[Records drawn from a dataset]
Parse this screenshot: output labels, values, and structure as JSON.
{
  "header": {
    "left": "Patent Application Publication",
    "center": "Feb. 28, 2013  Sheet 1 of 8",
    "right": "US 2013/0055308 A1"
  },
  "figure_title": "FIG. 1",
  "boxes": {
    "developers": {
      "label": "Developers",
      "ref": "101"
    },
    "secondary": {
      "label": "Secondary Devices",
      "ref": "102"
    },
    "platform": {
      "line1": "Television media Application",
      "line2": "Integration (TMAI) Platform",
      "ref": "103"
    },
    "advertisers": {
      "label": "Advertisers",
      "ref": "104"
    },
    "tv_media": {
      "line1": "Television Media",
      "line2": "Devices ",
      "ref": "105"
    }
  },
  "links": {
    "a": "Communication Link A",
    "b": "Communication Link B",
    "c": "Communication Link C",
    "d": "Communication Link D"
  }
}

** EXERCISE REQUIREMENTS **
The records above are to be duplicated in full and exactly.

** ANSWER SECTION **
Parse this screenshot: output labels, values, and structure as JSON.
{
  "header": {
    "left": "Patent Application Publication",
    "center": "Feb. 28, 2013  Sheet 1 of 8",
    "right": "US 2013/0055308 A1"
  },
  "figure_title": "FIG. 1",
  "boxes": {
    "developers": {
      "label": "Developers",
      "ref": "101"
    },
    "secondary": {
      "label": "Secondary Devices",
      "ref": "102"
    },
    "platform": {
      "line1": "Television media Application",
      "line2": "Integration (TMAI) Platform",
      "ref": "103"
    },
    "advertisers": {
      "label": "Advertisers",
      "ref": "104"
    },
    "tv_media": {
      "line1": "Television Media",
      "line2": "Devices ",
      "ref": "105"
    }
  },
  "links": {
    "a": "Communication Link A",
    "b": "Communication Link B",
    "c": "Communication Link C",
    "d": "Communication Link D"
  }
}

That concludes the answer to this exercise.